::: EXTRACTED RECORDS

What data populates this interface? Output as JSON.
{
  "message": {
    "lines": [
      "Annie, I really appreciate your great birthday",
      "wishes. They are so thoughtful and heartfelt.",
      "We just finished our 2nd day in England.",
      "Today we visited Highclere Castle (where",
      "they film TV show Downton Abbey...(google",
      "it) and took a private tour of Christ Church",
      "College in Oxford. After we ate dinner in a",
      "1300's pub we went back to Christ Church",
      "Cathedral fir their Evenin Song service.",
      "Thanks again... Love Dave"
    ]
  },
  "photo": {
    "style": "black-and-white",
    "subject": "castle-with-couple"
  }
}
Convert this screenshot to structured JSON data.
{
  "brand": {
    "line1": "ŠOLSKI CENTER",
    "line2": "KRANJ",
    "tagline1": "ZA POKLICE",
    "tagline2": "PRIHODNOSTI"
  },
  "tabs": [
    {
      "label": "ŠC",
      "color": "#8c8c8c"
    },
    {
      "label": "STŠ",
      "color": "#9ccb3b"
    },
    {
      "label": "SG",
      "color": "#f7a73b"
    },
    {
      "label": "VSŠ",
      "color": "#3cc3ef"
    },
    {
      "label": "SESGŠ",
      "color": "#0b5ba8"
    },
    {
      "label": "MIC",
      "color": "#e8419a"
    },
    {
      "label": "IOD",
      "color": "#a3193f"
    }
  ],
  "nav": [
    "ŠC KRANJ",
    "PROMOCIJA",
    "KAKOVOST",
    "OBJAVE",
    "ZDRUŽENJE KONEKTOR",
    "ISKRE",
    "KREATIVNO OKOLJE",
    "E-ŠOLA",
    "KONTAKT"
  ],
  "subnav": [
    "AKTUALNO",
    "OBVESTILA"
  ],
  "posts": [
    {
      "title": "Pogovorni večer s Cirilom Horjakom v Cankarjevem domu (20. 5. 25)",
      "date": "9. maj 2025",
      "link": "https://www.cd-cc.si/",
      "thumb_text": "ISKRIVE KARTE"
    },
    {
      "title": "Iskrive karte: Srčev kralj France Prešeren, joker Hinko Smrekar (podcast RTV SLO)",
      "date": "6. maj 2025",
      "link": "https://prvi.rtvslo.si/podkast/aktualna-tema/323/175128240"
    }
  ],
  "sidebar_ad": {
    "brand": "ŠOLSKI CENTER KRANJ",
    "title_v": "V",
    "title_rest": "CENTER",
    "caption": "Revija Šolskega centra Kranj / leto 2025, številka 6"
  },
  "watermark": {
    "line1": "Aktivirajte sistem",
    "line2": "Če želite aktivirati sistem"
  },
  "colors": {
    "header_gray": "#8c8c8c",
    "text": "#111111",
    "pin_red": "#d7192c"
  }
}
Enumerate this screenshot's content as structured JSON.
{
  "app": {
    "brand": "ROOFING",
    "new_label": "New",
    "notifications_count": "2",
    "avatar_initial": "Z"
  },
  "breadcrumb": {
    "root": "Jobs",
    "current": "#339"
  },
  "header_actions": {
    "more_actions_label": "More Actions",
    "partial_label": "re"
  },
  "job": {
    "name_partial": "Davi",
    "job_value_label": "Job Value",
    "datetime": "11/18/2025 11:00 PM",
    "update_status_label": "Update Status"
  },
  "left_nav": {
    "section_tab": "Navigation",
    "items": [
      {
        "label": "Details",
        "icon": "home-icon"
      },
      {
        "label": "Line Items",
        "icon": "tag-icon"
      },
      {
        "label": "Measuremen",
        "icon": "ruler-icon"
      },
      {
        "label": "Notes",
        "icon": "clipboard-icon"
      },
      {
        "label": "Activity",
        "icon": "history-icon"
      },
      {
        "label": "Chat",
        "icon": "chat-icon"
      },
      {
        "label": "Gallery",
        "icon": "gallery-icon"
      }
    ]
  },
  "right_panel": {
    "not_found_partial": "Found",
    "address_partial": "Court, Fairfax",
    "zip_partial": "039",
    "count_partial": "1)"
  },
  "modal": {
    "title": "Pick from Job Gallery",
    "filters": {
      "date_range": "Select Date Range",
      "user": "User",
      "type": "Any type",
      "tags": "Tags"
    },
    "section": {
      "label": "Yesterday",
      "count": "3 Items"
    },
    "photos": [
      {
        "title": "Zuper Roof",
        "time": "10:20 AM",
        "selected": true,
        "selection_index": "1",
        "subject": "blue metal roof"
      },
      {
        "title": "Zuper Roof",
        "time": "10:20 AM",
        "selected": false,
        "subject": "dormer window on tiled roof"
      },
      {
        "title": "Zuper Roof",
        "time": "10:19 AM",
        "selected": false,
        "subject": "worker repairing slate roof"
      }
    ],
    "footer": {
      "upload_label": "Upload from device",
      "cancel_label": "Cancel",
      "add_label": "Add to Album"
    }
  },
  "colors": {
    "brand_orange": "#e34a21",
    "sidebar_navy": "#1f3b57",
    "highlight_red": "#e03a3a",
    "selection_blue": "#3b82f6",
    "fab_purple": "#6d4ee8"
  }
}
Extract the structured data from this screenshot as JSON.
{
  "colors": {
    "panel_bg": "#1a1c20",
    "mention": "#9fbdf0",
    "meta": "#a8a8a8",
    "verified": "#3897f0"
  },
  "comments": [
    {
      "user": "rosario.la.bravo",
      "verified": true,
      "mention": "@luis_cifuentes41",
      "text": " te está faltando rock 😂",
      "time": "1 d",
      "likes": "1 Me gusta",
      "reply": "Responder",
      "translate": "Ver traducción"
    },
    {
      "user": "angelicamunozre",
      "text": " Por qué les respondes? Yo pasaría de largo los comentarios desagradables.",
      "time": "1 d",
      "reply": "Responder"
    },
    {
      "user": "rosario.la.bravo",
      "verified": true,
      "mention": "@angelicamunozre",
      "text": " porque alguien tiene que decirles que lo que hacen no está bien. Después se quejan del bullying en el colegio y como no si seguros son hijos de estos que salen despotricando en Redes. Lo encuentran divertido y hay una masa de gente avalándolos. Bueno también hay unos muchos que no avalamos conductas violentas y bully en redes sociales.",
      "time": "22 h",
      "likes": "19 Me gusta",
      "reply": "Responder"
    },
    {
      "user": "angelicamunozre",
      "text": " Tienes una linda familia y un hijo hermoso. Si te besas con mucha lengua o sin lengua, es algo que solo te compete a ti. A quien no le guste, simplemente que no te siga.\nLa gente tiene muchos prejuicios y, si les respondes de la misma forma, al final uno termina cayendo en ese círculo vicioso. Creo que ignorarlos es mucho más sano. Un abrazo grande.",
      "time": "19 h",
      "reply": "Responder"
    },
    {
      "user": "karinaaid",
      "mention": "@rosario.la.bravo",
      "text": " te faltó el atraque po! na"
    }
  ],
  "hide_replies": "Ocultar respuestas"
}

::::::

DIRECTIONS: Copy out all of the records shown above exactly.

PROBLEM SOLUTION:
What data populates this interface? Output as JSON.
{
  "message": {
    "lines": [
      "Annie, I really appreciate your great birthday",
      "wishes. They are so thoughtful and heartfelt.",
      "We just finished our 2nd day in England.",
      "Today we visited Highclere Castle (where",
      "they film TV show Downton Abbey...(google",
      "it) and took a private tour of Christ Church",
      "College in Oxford. After we ate dinner in a",
      "1300's pub we went back to Christ Church",
      "Cathedral fir their Evenin Song service.",
      "Thanks again... Love Dave"
    ]
  },
  "photo": {
    "style": "black-and-white",
    "subject": "castle-with-couple"
  }
}
Convert this screenshot to structured JSON data.
{
  "brand": {
    "line1": "ŠOLSKI CENTER",
    "line2": "KRANJ",
    "tagline1": "ZA POKLICE",
    "tagline2": "PRIHODNOSTI"
  },
  "tabs": [
    {
      "label": "ŠC",
      "color": "#8c8c8c"
    },
    {
      "label": "STŠ",
      "color": "#9ccb3b"
    },
    {
      "label": "SG",
      "color": "#f7a73b"
    },
    {
      "label": "VSŠ",
      "color": "#3cc3ef"
    },
    {
      "label": "SESGŠ",
      "color": "#0b5ba8"
    },
    {
      "label": "MIC",
      "color": "#e8419a"
    },
    {
      "label": "IOD",
      "color": "#a3193f"
    }
  ],
  "nav": [
    "ŠC KRANJ",
    "PROMOCIJA",
    "KAKOVOST",
    "OBJAVE",
    "ZDRUŽENJE KONEKTOR",
    "ISKRE",
    "KREATIVNO OKOLJE",
    "E-ŠOLA",
    "KONTAKT"
  ],
  "subnav": [
    "AKTUALNO",
    "OBVESTILA"
  ],
  "posts": [
    {
      "title": "Pogovorni večer s Cirilom Horjakom v Cankarjevem domu (20. 5. 25)",
      "date": "9. maj 2025",
      "link": "https://www.cd-cc.si/",
      "thumb_text": "ISKRIVE KARTE"
    },
    {
      "title": "Iskrive karte: Srčev kralj France Prešeren, joker Hinko Smrekar (podcast RTV SLO)",
      "date": "6. maj 2025",
      "link": "https://prvi.rtvslo.si/podkast/aktualna-tema/323/175128240"
    }
  ],
  "sidebar_ad": {
    "brand": "ŠOLSKI CENTER KRANJ",
    "title_v": "V",
    "title_rest": "CENTER",
    "caption": "Revija Šolskega centra Kranj / leto 2025, številka 6"
  },
  "watermark": {
    "line1": "Aktivirajte sistem",
    "line2": "Če želite aktivirati sistem"
  },
  "colors": {
    "header_gray": "#8c8c8c",
    "text": "#111111",
    "pin_red": "#d7192c"
  }
}
Enumerate this screenshot's content as structured JSON.
{
  "app": {
    "brand": "ROOFING",
    "new_label": "New",
    "notifications_count": "2",
    "avatar_initial": "Z"
  },
  "breadcrumb": {
    "root": "Jobs",
    "current": "#339"
  },
  "header_actions": {
    "more_actions_label": "More Actions",
    "partial_label": "re"
  },
  "job": {
    "name_partial": "Davi",
    "job_value_label": "Job Value",
    "datetime": "11/18/2025 11:00 PM",
    "update_status_label": "Update Status"
  },
  "left_nav": {
    "section_tab": "Navigation",
    "items": [
      {
        "label": "Details",
        "icon": "home-icon"
      },
      {
        "label": "Line Items",
        "icon": "tag-icon"
      },
      {
        "label": "Measuremen",
        "icon": "ruler-icon"
      },
      {
        "label": "Notes",
        "icon": "clipboard-icon"
      },
      {
        "label": "Activity",
        "icon": "history-icon"
      },
      {
        "label": "Chat",
        "icon": "chat-icon"
      },
      {
        "label": "Gallery",
        "icon": "gallery-icon"
      }
    ]
  },
  "right_panel": {
    "not_found_partial": "Found",
    "address_partial": "Court, Fairfax",
    "zip_partial": "039",
    "count_partial": "1)"
  },
  "modal": {
    "title": "Pick from Job Gallery",
    "filters": {
      "date_range": "Select Date Range",
      "user": "User",
      "type": "Any type",
      "tags": "Tags"
    },
    "section": {
      "label": "Yesterday",
      "count": "3 Items"
    },
    "photos": [
      {
        "title": "Zuper Roof",
        "time": "10:20 AM",
        "selected": true,
        "selection_index": "1",
        "subject": "blue metal roof"
      },
      {
        "title": "Zuper Roof",
        "time": "10:20 AM",
        "selected": false,
        "subject": "dormer window on tiled roof"
      },
      {
        "title": "Zuper Roof",
        "time": "10:19 AM",
        "selected": false,
        "subject": "worker repairing slate roof"
      }
    ],
    "footer": {
      "upload_label": "Upload from device",
      "cancel_label": "Cancel",
      "add_label": "Add to Album"
    }
  },
  "colors": {
    "brand_orange": "#e34a21",
    "sidebar_navy": "#1f3b57",
    "highlight_red": "#e03a3a",
    "selection_blue": "#3b82f6",
    "fab_purple": "#6d4ee8"
  }
}
Extract the structured data from this screenshot as JSON.
{
  "colors": {
    "panel_bg": "#1a1c20",
    "mention": "#9fbdf0",
    "meta": "#a8a8a8",
    "verified": "#3897f0"
  },
  "comments": [
    {
      "user": "rosario.la.bravo",
      "verified": true,
      "mention": "@luis_cifuentes41",
      "text": " te está faltando rock 😂",
      "time": "1 d",
      "likes": "1 Me gusta",
      "reply": "Responder",
      "translate": "Ver traducción"
    },
    {
      "user": "angelicamunozre",
      "text": " Por qué les respondes? Yo pasaría de largo los comentarios desagradables.",
      "time": "1 d",
      "reply": "Responder"
    },
    {
      "user": "rosario.la.bravo",
      "verified": true,
      "mention": "@angelicamunozre",
      "text": " porque alguien tiene que decirles que lo que hacen no está bien. Después se quejan del bullying en el colegio y como no si seguros son hijos de estos que salen despotricando en Redes. Lo encuentran divertido y hay una masa de gente avalándolos. Bueno también hay unos muchos que no avalamos conductas violentas y bully en redes sociales.",
      "time": "22 h",
      "likes": "19 Me gusta",
      "reply": "Responder"
    },
    {
      "user": "angelicamunozre",
      "text": " Tienes una linda familia y un hijo hermoso. Si te besas con mucha lengua o sin lengua, es algo que solo te compete a ti. A quien no le guste, simplemente que no te siga.\nLa gente tiene muchos prejuicios y, si les respondes de la misma forma, al final uno termina cayendo en ese círculo vicioso. Creo que ignorarlos es mucho más sano. Un abrazo grande.",
      "time": "19 h",
      "reply": "Responder"
    },
    {
      "user": "karinaaid",
      "mention": "@rosario.la.bravo",
      "text": " te faltó el atraque po! na"
    }
  ],
  "hide_replies": "Ocultar respuestas"
}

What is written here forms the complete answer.